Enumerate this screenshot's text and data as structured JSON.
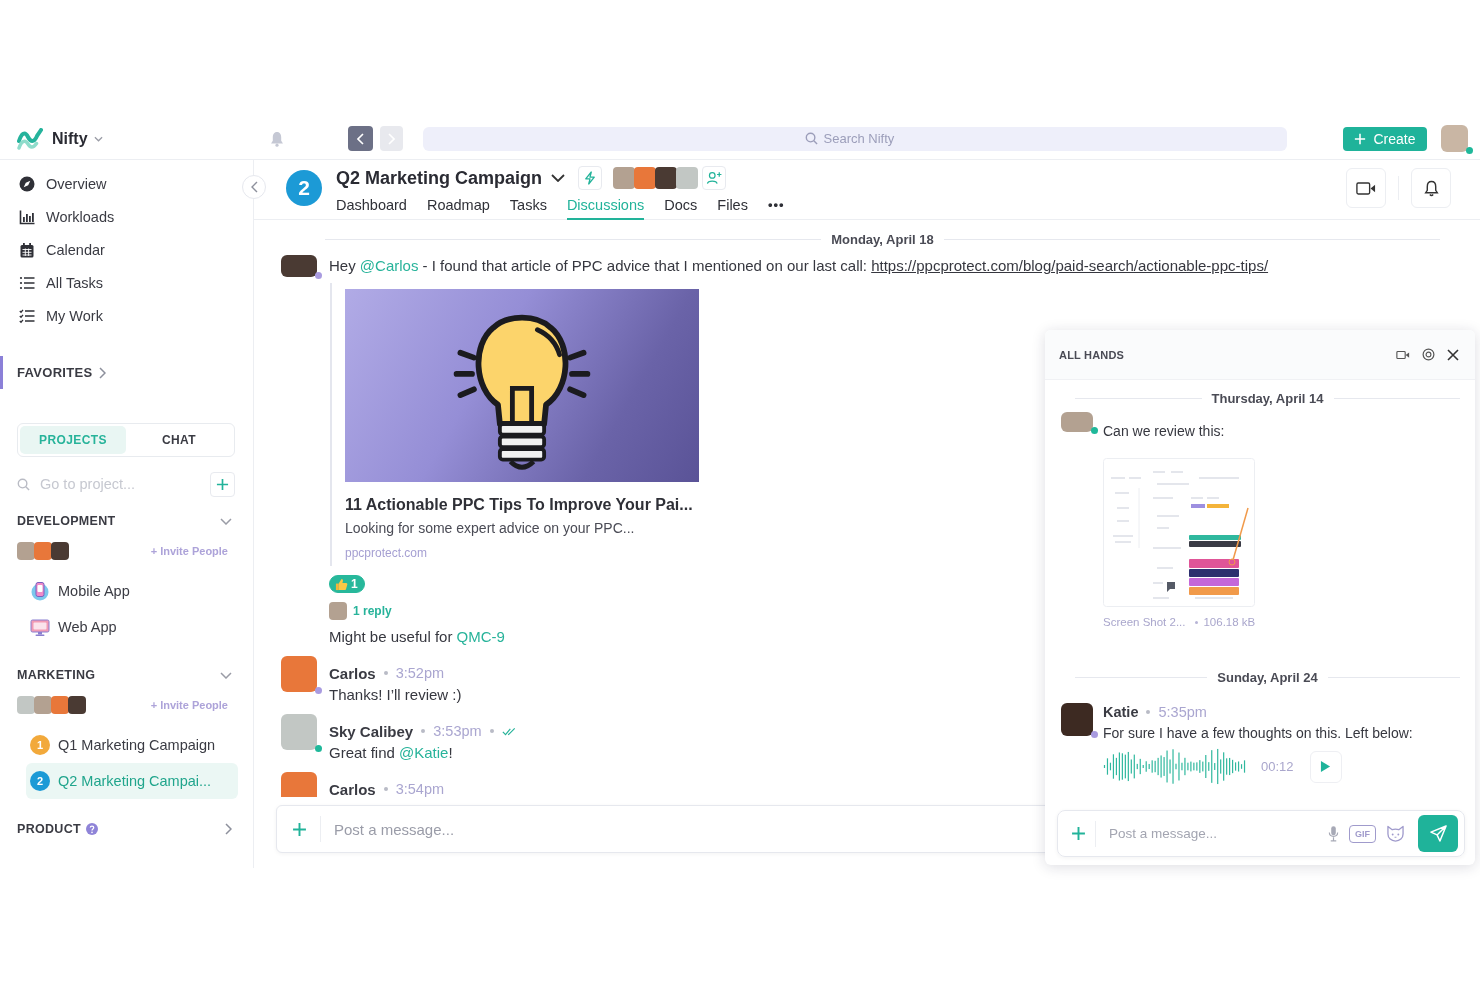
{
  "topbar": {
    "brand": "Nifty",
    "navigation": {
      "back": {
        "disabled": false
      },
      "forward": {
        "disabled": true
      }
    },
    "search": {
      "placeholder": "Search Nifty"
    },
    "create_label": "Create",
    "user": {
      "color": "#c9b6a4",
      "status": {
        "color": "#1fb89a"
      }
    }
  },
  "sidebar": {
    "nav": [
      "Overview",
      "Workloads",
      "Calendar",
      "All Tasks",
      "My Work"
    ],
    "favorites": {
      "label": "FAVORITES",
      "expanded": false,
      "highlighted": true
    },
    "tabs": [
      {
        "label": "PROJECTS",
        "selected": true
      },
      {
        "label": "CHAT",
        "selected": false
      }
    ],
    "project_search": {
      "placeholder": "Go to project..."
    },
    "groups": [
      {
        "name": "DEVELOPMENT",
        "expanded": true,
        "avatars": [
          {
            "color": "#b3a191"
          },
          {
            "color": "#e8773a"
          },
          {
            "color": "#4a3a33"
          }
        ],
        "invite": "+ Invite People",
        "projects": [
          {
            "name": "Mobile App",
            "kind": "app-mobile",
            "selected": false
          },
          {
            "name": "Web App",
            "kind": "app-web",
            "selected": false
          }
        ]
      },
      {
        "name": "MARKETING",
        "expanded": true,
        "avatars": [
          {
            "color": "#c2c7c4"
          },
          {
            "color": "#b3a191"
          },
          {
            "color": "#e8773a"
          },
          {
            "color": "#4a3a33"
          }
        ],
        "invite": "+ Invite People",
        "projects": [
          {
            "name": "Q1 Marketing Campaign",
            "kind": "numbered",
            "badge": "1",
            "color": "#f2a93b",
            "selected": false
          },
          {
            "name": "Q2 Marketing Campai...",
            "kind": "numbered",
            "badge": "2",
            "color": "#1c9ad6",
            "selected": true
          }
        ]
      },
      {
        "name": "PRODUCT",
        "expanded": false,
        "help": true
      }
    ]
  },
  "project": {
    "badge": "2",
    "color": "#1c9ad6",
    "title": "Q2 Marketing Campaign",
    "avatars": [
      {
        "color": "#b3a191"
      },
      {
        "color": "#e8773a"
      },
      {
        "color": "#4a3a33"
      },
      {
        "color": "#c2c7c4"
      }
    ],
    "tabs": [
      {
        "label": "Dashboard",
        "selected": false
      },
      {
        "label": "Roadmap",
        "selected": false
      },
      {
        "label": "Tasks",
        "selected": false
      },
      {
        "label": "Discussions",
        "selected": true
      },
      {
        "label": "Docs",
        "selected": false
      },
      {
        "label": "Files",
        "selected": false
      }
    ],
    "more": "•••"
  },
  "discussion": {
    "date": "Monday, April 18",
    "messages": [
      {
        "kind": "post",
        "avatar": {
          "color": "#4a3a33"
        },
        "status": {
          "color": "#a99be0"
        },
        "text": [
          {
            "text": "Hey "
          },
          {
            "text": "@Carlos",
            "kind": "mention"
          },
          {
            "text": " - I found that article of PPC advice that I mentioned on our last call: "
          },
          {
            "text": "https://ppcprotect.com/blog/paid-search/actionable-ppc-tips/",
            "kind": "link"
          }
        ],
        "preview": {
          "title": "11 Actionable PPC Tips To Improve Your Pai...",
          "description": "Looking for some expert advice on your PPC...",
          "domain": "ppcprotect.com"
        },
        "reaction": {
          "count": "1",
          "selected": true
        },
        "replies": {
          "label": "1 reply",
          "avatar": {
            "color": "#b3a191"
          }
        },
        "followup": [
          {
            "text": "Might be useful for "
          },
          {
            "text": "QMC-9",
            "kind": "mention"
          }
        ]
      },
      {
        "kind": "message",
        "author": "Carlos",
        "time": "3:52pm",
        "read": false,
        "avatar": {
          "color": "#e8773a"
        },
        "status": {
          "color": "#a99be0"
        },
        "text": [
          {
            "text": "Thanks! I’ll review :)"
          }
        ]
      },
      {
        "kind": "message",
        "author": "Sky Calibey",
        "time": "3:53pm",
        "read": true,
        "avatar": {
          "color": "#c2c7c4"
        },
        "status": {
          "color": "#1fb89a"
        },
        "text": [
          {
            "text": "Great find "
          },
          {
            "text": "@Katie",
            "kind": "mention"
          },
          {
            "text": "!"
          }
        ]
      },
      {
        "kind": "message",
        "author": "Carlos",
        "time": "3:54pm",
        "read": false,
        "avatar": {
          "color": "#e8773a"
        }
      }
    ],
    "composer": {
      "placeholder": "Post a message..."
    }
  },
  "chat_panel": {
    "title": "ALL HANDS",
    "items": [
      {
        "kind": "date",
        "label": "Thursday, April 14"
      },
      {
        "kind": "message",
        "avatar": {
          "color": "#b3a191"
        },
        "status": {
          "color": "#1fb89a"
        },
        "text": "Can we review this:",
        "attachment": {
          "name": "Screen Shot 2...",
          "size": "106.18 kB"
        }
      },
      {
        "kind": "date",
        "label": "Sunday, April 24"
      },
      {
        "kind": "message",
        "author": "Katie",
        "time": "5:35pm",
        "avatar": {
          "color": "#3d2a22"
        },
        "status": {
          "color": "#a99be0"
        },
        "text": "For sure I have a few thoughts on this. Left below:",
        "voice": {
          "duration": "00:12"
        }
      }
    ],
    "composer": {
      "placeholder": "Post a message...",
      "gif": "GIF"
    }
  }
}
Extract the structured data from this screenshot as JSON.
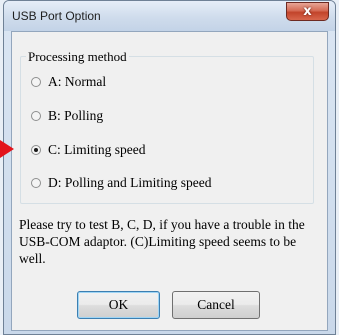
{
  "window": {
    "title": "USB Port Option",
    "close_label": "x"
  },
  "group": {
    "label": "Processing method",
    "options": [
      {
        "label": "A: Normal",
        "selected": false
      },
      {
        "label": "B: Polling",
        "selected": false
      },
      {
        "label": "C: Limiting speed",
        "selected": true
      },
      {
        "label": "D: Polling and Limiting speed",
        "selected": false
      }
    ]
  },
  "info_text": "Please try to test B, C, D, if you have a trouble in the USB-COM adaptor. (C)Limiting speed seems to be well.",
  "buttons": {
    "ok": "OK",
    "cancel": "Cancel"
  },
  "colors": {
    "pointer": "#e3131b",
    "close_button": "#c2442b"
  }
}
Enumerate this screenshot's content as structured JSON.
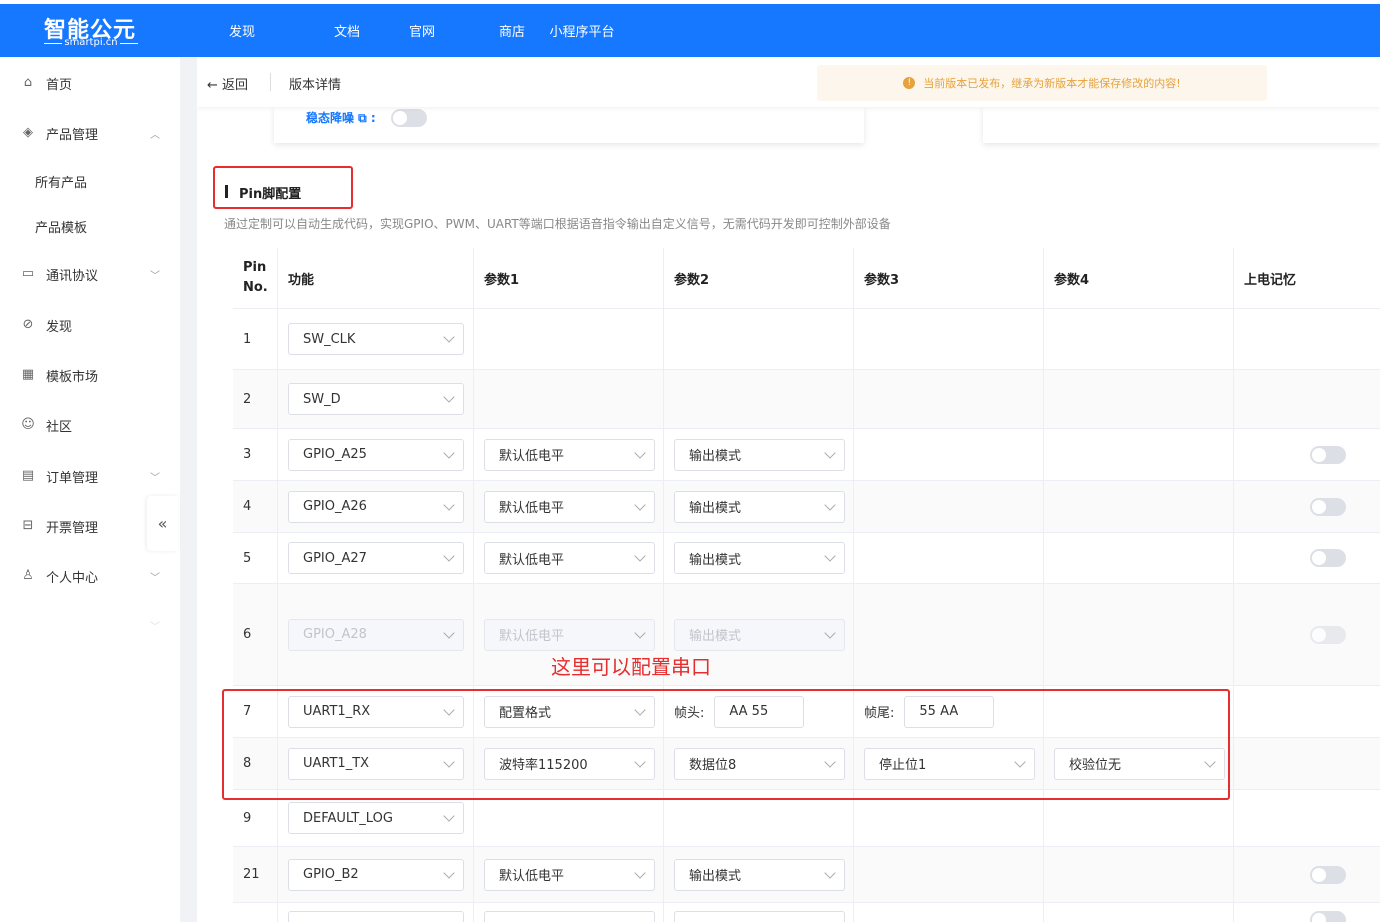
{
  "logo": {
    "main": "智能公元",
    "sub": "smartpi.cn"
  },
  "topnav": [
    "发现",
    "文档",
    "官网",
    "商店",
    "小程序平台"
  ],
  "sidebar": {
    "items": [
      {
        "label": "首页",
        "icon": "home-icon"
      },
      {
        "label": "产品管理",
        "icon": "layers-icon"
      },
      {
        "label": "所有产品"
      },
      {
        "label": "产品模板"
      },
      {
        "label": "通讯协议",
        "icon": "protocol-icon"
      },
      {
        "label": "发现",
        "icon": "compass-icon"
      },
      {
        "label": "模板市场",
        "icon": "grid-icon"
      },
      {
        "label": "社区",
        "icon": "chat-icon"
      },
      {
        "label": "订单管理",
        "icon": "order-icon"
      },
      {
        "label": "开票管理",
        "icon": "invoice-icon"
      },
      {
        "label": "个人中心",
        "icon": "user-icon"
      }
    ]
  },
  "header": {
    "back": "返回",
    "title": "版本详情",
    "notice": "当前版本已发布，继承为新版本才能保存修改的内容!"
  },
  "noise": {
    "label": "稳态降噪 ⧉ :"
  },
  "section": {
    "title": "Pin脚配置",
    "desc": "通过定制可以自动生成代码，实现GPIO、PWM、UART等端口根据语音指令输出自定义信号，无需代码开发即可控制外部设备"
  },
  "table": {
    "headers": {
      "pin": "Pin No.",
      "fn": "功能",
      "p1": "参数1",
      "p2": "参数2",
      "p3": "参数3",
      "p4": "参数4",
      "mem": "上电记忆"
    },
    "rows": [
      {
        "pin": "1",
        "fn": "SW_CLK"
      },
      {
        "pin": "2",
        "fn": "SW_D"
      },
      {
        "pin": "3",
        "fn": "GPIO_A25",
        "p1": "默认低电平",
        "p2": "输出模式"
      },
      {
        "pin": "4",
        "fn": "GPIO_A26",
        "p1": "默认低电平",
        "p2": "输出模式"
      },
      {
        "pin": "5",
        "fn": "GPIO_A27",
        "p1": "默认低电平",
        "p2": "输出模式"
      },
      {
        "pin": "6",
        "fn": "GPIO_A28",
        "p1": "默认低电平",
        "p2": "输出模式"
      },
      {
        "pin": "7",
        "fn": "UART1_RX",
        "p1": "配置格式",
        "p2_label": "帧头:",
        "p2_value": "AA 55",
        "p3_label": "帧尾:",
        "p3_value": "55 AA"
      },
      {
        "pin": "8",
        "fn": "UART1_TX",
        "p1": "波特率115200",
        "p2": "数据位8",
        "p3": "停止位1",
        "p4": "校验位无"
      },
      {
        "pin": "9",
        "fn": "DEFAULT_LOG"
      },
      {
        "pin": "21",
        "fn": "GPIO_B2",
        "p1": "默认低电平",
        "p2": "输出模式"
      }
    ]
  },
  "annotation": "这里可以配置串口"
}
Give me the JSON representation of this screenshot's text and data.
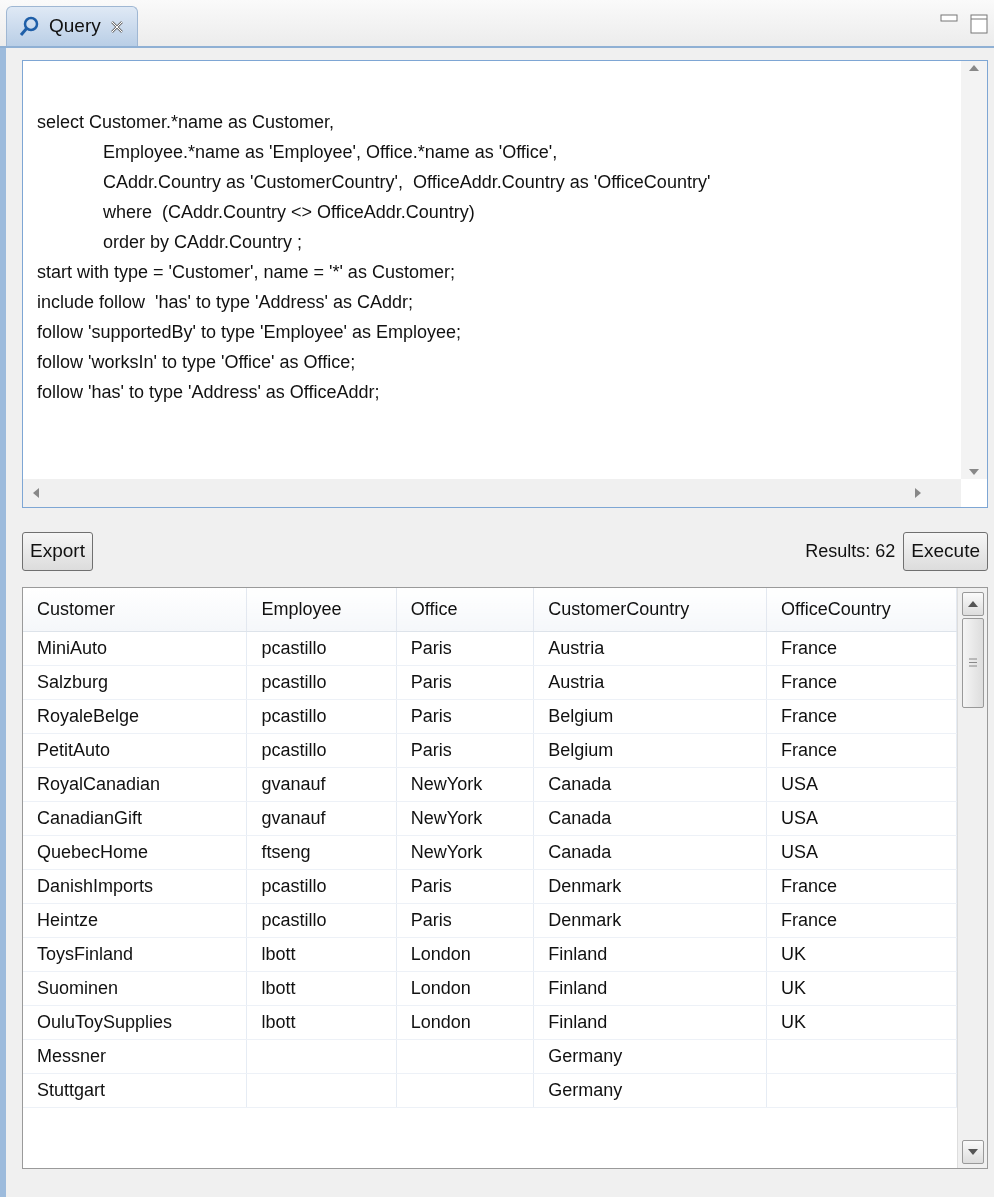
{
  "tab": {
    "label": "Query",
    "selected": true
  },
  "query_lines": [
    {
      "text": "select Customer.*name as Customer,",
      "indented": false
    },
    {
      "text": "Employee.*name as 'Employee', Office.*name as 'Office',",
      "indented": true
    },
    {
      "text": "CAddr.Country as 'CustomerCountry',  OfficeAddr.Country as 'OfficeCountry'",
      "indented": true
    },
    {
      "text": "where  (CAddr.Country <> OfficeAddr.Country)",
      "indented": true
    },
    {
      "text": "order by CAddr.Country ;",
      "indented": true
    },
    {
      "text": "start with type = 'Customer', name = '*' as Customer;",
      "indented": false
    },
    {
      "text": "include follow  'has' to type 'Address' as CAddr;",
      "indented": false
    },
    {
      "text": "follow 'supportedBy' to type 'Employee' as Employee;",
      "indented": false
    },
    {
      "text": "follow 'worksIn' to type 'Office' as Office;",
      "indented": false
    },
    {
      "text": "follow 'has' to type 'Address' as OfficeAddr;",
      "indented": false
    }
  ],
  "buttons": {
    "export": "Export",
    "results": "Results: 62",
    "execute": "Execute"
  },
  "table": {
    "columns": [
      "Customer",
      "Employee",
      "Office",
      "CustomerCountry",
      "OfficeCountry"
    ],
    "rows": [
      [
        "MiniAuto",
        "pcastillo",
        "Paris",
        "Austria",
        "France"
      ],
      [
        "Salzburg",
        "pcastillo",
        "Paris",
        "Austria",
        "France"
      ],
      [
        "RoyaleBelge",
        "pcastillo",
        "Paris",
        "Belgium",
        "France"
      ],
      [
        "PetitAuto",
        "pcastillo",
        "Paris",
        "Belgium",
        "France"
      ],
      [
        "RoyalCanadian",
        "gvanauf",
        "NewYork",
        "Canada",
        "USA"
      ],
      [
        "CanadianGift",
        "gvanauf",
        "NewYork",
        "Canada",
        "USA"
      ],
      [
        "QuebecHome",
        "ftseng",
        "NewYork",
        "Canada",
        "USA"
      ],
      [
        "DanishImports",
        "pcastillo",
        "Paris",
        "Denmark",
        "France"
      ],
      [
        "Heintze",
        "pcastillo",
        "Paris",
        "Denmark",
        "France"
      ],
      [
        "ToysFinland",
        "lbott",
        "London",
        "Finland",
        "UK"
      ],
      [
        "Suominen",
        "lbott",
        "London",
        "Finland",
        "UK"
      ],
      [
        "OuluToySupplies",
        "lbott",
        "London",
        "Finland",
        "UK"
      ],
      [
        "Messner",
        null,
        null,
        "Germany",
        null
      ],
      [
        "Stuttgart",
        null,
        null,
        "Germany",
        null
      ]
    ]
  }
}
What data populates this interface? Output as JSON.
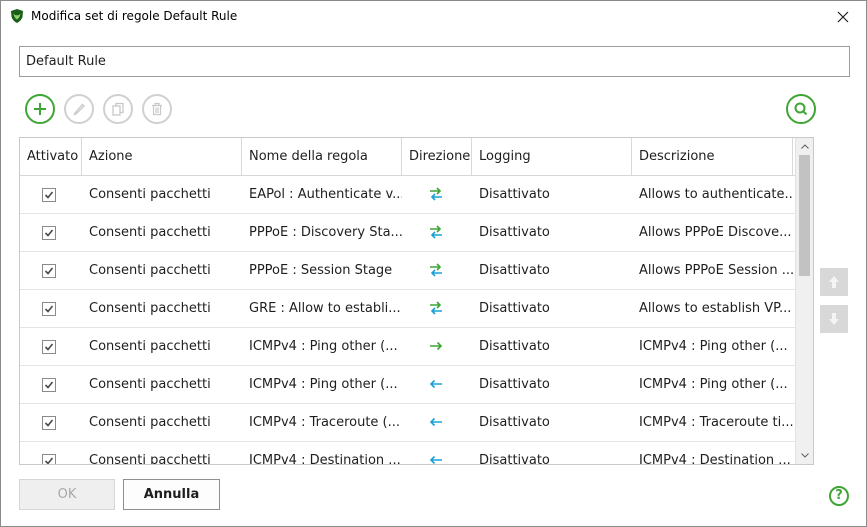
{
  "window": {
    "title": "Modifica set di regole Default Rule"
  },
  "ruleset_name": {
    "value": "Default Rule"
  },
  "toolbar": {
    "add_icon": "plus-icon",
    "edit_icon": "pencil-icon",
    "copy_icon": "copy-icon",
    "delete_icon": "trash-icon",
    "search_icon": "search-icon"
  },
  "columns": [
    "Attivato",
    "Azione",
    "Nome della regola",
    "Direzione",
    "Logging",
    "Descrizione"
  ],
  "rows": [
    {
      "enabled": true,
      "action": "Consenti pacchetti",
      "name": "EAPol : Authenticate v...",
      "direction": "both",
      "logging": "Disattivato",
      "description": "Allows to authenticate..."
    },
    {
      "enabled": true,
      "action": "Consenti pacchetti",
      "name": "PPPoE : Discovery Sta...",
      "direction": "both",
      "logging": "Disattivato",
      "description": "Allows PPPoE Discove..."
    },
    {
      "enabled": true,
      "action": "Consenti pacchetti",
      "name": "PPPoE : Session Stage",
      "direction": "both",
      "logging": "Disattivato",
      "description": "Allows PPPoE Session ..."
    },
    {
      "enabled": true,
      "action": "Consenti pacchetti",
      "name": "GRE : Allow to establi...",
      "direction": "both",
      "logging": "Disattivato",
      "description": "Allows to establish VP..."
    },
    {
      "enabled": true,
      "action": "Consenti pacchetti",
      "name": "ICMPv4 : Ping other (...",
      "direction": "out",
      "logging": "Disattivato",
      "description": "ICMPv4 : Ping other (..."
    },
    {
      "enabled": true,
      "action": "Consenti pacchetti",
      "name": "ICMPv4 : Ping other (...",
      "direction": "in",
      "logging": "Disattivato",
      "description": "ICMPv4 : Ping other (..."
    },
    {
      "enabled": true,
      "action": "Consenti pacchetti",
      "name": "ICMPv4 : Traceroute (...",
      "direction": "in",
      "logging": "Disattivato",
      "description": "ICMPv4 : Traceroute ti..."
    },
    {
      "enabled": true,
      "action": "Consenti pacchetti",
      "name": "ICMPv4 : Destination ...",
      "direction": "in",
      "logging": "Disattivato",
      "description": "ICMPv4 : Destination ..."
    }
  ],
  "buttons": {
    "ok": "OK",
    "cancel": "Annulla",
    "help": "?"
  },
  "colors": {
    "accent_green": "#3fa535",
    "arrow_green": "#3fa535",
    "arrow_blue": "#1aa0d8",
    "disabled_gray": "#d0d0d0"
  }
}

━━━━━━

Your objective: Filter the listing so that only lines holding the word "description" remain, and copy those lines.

Exercise response:
          "description": "Looking for some expert advice on your PPC...",
      "description": "Allows to authenticate..."
      "description": "Allows PPPoE Discove..."
      "description": "Allows PPPoE Session ..."
      "description": "Allows to establish VP..."
      "description": "ICMPv4 : Ping other (..."
      "description": "ICMPv4 : Ping other (..."
      "description": "ICMPv4 : Traceroute ti..."
      "description": "ICMPv4 : Destination ..."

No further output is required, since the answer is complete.